"Welcome to Summer"
It seems we have skipped spring and jumped straight into summer! The country has seen temperatures sky-rocket, with places like Upington hitting highs of 37°C. Johannesburg has been seeing highs of between 25°C and 27°C. We have had some rain in Gauteng, but unfortunately it is not enough, and forecasts predict heavy rains towards the end of the summer season only. This means we need to be extra careful of conserving our water, especially during the hot, dry period to come. Always be Water Wise!
Water Wise Tip of the Month:
As temperatures soar, and rainfall remains evasive, we need to look at ways of saving as much water in the home and garden as possible. This month, think about re-using greywater for watering your garden, washing down paving, and cleaning your car. Greywater can be used straight from the source, as long as there is no chance it contains any bacteria, and is not stored for longer than 24 hours. Only use greywater from bathrooms basins, showers, and baths.
Heavy rainfall predicted in late summer, says water dept:
"Although no heavy rains are expected at the beginning of the summer season, the South African Weather Services is predicting heavy showers towards the end of the period."
Have your say on domestic water, sanitation services:
"The Department of Water and Sanitation (DWS) has gazetted the Draft National Norms and Standards for Domestic Water and Sanitation Services for public comments."

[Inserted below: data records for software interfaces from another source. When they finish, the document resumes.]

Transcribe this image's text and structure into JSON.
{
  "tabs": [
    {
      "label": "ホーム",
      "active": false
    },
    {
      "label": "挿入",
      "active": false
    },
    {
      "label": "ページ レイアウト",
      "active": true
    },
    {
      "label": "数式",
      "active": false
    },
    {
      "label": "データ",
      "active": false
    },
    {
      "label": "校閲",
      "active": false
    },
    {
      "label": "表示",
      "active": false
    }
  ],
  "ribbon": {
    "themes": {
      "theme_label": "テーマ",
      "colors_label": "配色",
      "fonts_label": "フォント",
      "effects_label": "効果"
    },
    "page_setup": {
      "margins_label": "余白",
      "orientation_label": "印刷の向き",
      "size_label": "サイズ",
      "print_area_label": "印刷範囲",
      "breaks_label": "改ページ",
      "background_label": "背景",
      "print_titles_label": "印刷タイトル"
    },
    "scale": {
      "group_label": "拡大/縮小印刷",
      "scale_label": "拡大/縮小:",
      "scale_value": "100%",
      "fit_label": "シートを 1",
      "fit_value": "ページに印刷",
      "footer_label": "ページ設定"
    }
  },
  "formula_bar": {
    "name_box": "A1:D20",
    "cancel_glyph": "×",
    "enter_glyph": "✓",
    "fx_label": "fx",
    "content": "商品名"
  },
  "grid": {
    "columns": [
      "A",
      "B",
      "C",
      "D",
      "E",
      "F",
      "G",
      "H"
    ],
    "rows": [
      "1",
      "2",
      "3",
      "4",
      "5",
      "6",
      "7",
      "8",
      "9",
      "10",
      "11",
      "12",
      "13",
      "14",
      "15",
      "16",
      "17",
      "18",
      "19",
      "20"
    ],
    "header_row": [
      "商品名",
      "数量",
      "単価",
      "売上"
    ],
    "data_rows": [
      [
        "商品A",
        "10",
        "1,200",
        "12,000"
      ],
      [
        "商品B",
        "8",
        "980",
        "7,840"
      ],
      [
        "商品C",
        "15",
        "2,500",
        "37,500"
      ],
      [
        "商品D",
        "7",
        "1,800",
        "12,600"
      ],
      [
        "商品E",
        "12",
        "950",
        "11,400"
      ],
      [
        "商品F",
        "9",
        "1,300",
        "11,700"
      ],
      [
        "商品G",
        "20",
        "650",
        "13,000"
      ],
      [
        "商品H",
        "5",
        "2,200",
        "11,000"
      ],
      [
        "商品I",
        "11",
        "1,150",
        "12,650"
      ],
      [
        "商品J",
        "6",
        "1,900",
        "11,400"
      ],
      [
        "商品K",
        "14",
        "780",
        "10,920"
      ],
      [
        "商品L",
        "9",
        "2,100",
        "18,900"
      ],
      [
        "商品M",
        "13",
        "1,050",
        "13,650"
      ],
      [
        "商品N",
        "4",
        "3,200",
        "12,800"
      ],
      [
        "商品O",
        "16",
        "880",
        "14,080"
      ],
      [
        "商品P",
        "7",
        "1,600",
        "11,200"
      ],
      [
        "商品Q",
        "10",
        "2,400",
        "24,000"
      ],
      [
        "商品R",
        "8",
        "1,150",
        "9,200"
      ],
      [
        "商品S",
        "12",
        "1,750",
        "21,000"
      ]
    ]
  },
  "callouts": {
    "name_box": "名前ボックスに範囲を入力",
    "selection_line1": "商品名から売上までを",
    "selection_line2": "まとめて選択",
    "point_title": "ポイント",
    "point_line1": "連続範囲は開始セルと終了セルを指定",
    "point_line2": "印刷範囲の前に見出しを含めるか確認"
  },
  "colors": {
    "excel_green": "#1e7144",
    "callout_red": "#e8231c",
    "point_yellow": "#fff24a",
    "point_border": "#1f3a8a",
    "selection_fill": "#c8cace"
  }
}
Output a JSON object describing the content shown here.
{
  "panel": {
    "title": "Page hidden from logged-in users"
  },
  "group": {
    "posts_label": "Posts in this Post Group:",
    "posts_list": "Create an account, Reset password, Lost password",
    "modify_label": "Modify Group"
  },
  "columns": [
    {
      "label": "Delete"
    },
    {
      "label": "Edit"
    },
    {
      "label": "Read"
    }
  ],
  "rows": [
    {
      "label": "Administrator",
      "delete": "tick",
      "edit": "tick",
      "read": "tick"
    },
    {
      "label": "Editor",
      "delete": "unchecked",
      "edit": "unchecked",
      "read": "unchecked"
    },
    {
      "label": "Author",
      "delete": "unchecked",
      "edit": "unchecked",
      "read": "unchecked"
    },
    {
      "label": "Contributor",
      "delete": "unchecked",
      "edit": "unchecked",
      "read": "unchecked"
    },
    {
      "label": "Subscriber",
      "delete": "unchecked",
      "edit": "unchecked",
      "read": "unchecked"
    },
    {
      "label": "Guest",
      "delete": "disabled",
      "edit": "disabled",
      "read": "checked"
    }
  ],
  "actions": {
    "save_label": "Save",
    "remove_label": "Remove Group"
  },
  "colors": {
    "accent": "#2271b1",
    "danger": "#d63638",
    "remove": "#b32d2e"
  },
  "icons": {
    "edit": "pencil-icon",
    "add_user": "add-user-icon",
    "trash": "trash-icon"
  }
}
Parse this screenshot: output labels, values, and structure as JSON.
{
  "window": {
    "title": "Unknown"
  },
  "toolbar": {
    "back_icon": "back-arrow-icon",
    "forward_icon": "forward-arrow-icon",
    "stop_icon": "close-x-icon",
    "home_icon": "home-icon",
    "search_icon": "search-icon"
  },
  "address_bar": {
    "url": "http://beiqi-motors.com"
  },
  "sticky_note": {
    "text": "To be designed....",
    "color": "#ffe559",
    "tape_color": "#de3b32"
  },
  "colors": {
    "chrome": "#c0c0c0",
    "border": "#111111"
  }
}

New gardening trend:
"Gone are the days of large English country or lush tropical gardens. Here is a new gardening trend...Gardening styles have to adapt to increasingly busy lifestyle and climate change."
Now you can click on a dam to see if it's safe to swim:
"To find out how clean or polluted your nearest dam is, click on an interactive map which reports on 105 dams in South Africa. This online tool was launched this week, hosted by the Water Research Council."
End of the Earth: the science behind Antarctica warming and its consequences:
"2017 has already seen record lows for Antarctic sea ice which acts as the earth's conditioner regulating the global temperature and offsetting warming and rising oceans."
Given the current strain on water resources in the south-western parts of the country and seemingly no significant rainfall activities during spring, it is recommended that the current drought
measures continue for the foreseeable future. Forecasts however do indicate that there is an increased chance for above-normal rainfall between spring and late spring (Oct-Nov-Dec) over the north-eastern parts of the country. Conditions over the Indian Ocean promote this forecast; however, there are indications that these conditions may start to moderate during late spring.
Current Dam capacities
*at time of print 22-09-2017
Water Wise Events
This month, Water Wise celebrates WeedBuster Week! This environmental celebration was initiated by the Department of Environmental Affairs, and is linked to various invasive plant control initiatives around the world. The aim of this campaign is to increase public awareness on the issue of invasive alien plants to promote community ownership of the problem and to encourage management and containment of invasive plants across the country. WeedBuster Week is usually celebrated in the second week of October every year. Invasive alien plants, which are non-native plants that spread and displace indigenous plants, cause billions of Rands of damage to South Africa's economy every year, and pose a threat to water security, biodiversity, the productive use of land, and the ecological functioning of natural ecosystems. Please visit the Invasive Species South Africa website for more.